▶ [PROBLEM REQUIREMENTS]: Please say how many lines in the entries below hold the string "JSON", with no other words.

----- SOURCE INFORMATION -----

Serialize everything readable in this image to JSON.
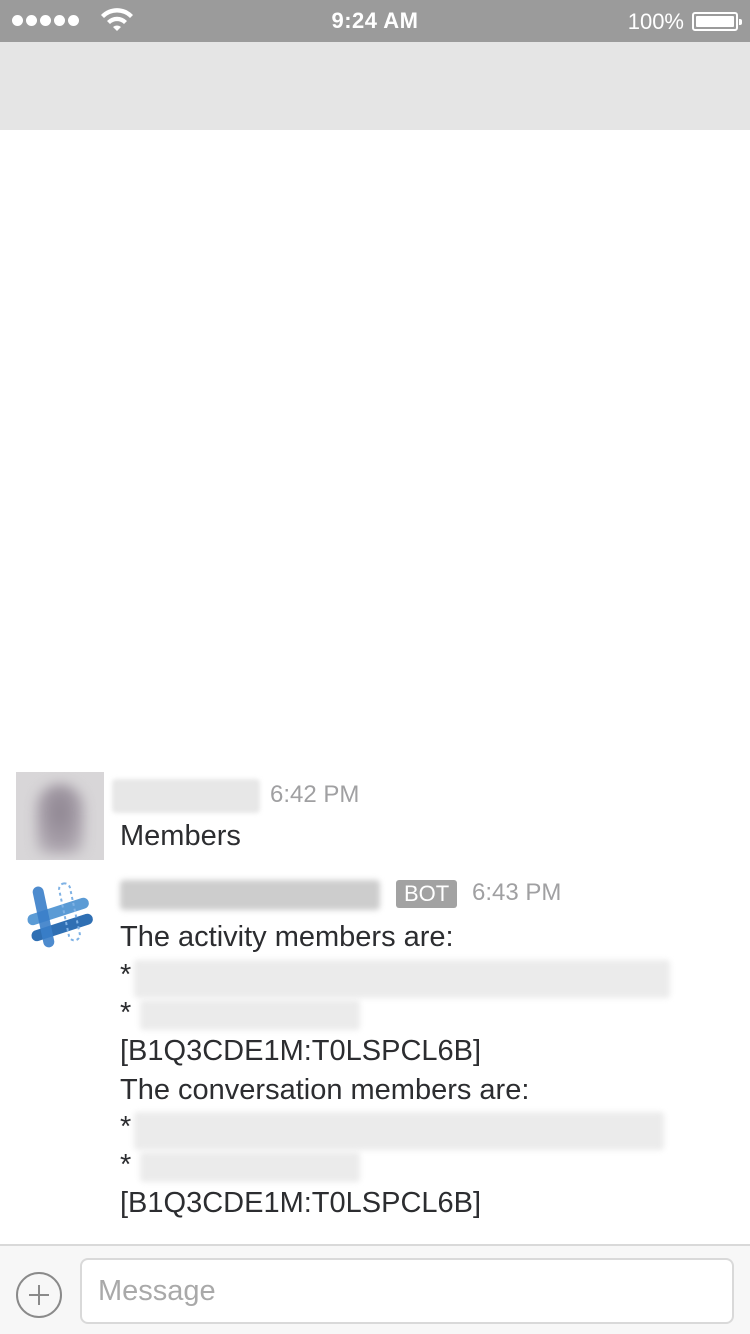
{
  "status_bar": {
    "time": "9:24 AM",
    "battery_percent": "100%",
    "signal_icon": "signal-dots-icon",
    "wifi_icon": "wifi-icon",
    "battery_icon": "battery-icon",
    "battery_level": 1.0
  },
  "messages": [
    {
      "timestamp": "6:42 PM",
      "text": "Members"
    },
    {
      "badge": "BOT",
      "timestamp": "6:43 PM",
      "line1": "The activity members are:",
      "bullet1": "*",
      "bullet2": "*",
      "id1": "[B1Q3CDE1M:T0LSPCL6B]",
      "line2": "The conversation members are:",
      "bullet3": "*",
      "bullet4": "*",
      "id2": "[B1Q3CDE1M:T0LSPCL6B]"
    }
  ],
  "composer": {
    "placeholder": "Message",
    "add_icon": "plus-circle-icon"
  },
  "colors": {
    "status_bar": "#9b9b9b",
    "nav_bar": "#e5e5e5",
    "text": "#2c2d30",
    "muted": "#a0a0a2",
    "bot_badge": "#a2a2a2"
  }
}
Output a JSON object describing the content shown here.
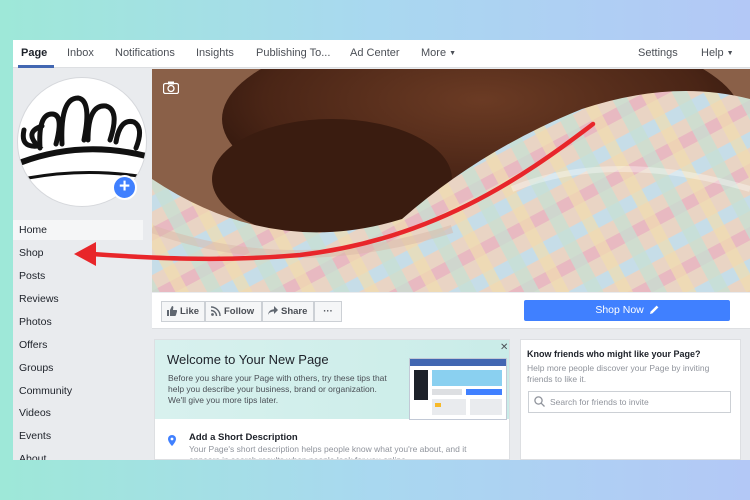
{
  "nav": {
    "items": [
      "Page",
      "Inbox",
      "Notifications",
      "Insights",
      "Publishing To...",
      "Ad Center",
      "More",
      "Settings",
      "Help"
    ],
    "active": "Page"
  },
  "sidebar": {
    "items": [
      "Home",
      "Shop",
      "Posts",
      "Reviews",
      "Photos",
      "Offers",
      "Groups",
      "Community",
      "Videos",
      "Events",
      "About"
    ],
    "active": "Home"
  },
  "actions": {
    "like": "Like",
    "follow": "Follow",
    "share": "Share",
    "more": "···",
    "shop_now": "Shop Now"
  },
  "welcome": {
    "title": "Welcome to Your New Page",
    "body": "Before you share your Page with others, try these tips that help you describe your business, brand or organization. We'll give you more tips later.",
    "close": "✕",
    "short_title": "Add a Short Description",
    "short_body": "Your Page's short description helps people know what you're about, and it appears in search results when people look for you online."
  },
  "friends": {
    "title": "Know friends who might like your Page?",
    "body": "Help more people discover your Page by inviting friends to like it.",
    "search_placeholder": "Search for friends to invite"
  },
  "colors": {
    "accent": "#4080ff",
    "annotation_arrow": "#e8262a"
  },
  "icons": [
    "camera-icon",
    "plus-icon",
    "like-icon",
    "rss-icon",
    "share-icon",
    "pencil-icon",
    "close-icon",
    "location-pin-icon",
    "search-icon"
  ]
}
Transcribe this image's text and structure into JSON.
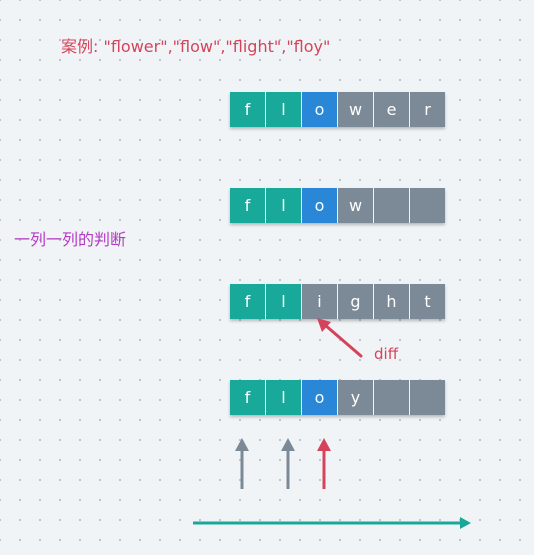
{
  "title": "案例: \"flower\",\"flow\",\"flight\",\"floy\"",
  "side_label": "一列一列的判断",
  "diff_label": "diff",
  "colors": {
    "match": "#19a99a",
    "current": "#2a86d6",
    "other": "#7c8a98",
    "scan_arrow": "#1aa79a",
    "diff_arrow": "#d5435a",
    "done_arrow": "#7c8a98"
  },
  "rows": [
    {
      "cells": [
        {
          "ch": "f",
          "state": "match"
        },
        {
          "ch": "l",
          "state": "match"
        },
        {
          "ch": "o",
          "state": "current"
        },
        {
          "ch": "w",
          "state": "other"
        },
        {
          "ch": "e",
          "state": "other"
        },
        {
          "ch": "r",
          "state": "other"
        }
      ]
    },
    {
      "cells": [
        {
          "ch": "f",
          "state": "match"
        },
        {
          "ch": "l",
          "state": "match"
        },
        {
          "ch": "o",
          "state": "current"
        },
        {
          "ch": "w",
          "state": "other"
        },
        {
          "ch": "",
          "state": "other"
        },
        {
          "ch": "",
          "state": "other"
        }
      ]
    },
    {
      "cells": [
        {
          "ch": "f",
          "state": "match"
        },
        {
          "ch": "l",
          "state": "match"
        },
        {
          "ch": "i",
          "state": "other"
        },
        {
          "ch": "g",
          "state": "other"
        },
        {
          "ch": "h",
          "state": "other"
        },
        {
          "ch": "t",
          "state": "other"
        }
      ]
    },
    {
      "cells": [
        {
          "ch": "f",
          "state": "match"
        },
        {
          "ch": "l",
          "state": "match"
        },
        {
          "ch": "o",
          "state": "current"
        },
        {
          "ch": "y",
          "state": "other"
        },
        {
          "ch": "",
          "state": "other"
        },
        {
          "ch": "",
          "state": "other"
        }
      ]
    }
  ]
}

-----

▶ [EXERCISE SOLUTION]: 3